Stuart Broad
Broad took eight for 15 at Trent Bridge but will he be nominated in 2015? Getty Images

Jessica Ennis-Hill

Thirteen months on from giving birth to son Reggie and in her first major heptathlon competition since London 2012, Ennis-Hill stormed to world championship gold in Beijing to end the perfect fairytale. Denied victory in 2011 by Tatyana Chernova - who was subsequently found guilty of doping - the Briton was not to be denied during the two-day event and produced a virtuoso showing to lay down a marker ahead of Rio.

Lewis Hamilton

Cruised to a third drivers' world title, and second in succession, with three races to spare during a sterile Formula 1 season. Hamilton prevailed in a thrilling rivalry with Nico Rosberg in 2014, but he dominated his Mercedes teammate this time around with 10 race wins including three in a row to take the title in Austin. A new contract until 2018 is expected to see that success sustained.

Mo Farah
Farah completed the triple-double in Beijing amid a mountain of accusations. Getty Images

Mo Farah

Amid arguably one of the worst years in athletics' long sporting history, of which Farah was embroiled in controversy for his links with coach Alberto Salazar, the long-distance champions produced the perfect repost. The 'triple-double' saw Farah won 10,000m and 5,000 gold in the space of eight day to become the first man to achieve the feat.

Chris Froome

As rival riders crashed out around him, unfounded doping accusations were thrown in his direction, and spit and urine was hurled in his face by fuming fans Froome kept his cool to win a second Tour de France. The release of Froome's power data may not have silenced the doubters but there was no questioning his dominance in the mountains.

Tour de France motorised doping
Froome was subjected to abuse from the galleries as he claimed a second Tour de France title. Getty

Tyson Fury

The Manchester-born boxer capped a fine year for British boxing by ending Wladimir Klitchko's nine-year reign as heavyweight champion with a shock win in Dusseldorf. Fury joined British heavyweight royalty in Bob Fitzsimmons, Lennox Lewis, Frank Bruno and David Haye after claiming the WBA, IBF and WBO titles, while he also remains unbeaten.

Andy Murray

Won 11 matches as part of the Great Britain team which won its first Davis Cup title for 79 years, including the clinching rubber against David Goffin in Ghent. Individually, finished the year at a career-high world number two for the first time while also reaching the Australian Open final.

Andy Murray
Murray won 11 matches in 2015 as GB won the Davis Cup. Getty Images

Adam Peaty

British swimming's revival continues to be shepherded by Peaty, who after dominating at the Commonwealth and European championships last year became the first Briton to win three golds at a single World Championships in Russia.

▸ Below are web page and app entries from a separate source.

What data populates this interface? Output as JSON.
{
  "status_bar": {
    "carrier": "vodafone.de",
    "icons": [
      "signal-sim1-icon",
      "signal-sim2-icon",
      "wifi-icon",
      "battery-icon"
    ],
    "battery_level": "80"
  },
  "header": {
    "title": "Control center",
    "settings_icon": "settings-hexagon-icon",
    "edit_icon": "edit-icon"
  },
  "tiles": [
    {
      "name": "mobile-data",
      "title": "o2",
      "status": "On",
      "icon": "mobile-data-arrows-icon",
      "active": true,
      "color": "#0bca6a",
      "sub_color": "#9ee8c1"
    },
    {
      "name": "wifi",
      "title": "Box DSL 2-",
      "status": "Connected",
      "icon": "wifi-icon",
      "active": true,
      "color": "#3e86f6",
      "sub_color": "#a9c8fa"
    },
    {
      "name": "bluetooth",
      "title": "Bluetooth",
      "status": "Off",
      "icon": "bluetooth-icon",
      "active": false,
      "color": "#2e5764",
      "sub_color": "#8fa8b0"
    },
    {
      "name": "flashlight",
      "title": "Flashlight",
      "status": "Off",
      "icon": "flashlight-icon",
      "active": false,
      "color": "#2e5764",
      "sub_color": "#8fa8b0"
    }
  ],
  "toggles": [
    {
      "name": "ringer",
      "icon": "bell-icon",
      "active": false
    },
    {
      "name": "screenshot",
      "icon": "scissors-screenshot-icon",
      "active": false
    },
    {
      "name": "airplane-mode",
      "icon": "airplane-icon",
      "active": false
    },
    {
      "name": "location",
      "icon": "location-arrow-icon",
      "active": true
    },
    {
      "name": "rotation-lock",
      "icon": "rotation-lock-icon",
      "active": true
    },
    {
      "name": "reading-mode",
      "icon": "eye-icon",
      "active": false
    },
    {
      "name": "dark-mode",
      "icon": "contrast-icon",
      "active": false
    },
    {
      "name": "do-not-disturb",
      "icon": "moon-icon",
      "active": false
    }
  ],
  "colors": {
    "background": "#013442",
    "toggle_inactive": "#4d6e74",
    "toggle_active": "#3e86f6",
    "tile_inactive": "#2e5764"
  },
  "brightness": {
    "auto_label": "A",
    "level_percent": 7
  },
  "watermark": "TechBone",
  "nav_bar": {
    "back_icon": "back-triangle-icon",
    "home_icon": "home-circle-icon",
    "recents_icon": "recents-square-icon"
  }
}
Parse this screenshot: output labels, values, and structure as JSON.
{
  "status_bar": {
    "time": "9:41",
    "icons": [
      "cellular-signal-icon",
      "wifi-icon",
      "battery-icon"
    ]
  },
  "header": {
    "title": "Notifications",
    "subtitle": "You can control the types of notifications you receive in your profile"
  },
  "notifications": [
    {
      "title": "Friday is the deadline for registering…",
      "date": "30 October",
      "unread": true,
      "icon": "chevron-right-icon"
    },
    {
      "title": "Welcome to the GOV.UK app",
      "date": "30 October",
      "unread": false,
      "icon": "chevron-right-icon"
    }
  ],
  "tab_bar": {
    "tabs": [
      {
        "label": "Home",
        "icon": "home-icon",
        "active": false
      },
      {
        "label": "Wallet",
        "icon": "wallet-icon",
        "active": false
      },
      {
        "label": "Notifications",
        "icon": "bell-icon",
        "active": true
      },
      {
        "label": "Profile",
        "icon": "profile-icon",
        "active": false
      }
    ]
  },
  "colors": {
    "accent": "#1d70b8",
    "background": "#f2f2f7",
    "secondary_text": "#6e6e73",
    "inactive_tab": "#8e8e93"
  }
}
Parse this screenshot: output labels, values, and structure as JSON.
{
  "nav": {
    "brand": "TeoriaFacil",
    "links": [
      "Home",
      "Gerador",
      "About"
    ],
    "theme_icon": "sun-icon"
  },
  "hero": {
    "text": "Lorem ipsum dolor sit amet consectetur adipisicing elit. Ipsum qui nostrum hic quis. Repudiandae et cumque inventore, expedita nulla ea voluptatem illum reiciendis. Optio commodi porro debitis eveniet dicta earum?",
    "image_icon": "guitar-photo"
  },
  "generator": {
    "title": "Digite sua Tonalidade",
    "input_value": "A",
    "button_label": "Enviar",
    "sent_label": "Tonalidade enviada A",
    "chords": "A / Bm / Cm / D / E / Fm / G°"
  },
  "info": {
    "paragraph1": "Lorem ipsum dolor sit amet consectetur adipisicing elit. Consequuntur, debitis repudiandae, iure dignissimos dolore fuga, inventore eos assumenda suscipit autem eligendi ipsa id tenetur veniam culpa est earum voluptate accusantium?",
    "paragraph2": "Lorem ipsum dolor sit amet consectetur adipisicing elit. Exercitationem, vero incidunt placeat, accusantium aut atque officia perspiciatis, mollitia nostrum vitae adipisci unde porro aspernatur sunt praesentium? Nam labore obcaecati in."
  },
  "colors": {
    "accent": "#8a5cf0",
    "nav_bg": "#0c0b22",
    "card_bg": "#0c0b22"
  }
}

World records in the 50m and 100m breaststroke also achieved in 2015 means the 20-year-old heads to Rio as one of the main medal hopes.

Max Whitlock

Having dominated in Glasgow last year, things did not go all according to plan for Whitlock on his return to the Scottish second city, having failed to reach the all-around final and taking just silver on the floor. Whitlock excelled on the pommel horse however, becoming the first ever British world gymnastics champion. A maiden success in the team event, where Britain won silver, also created history.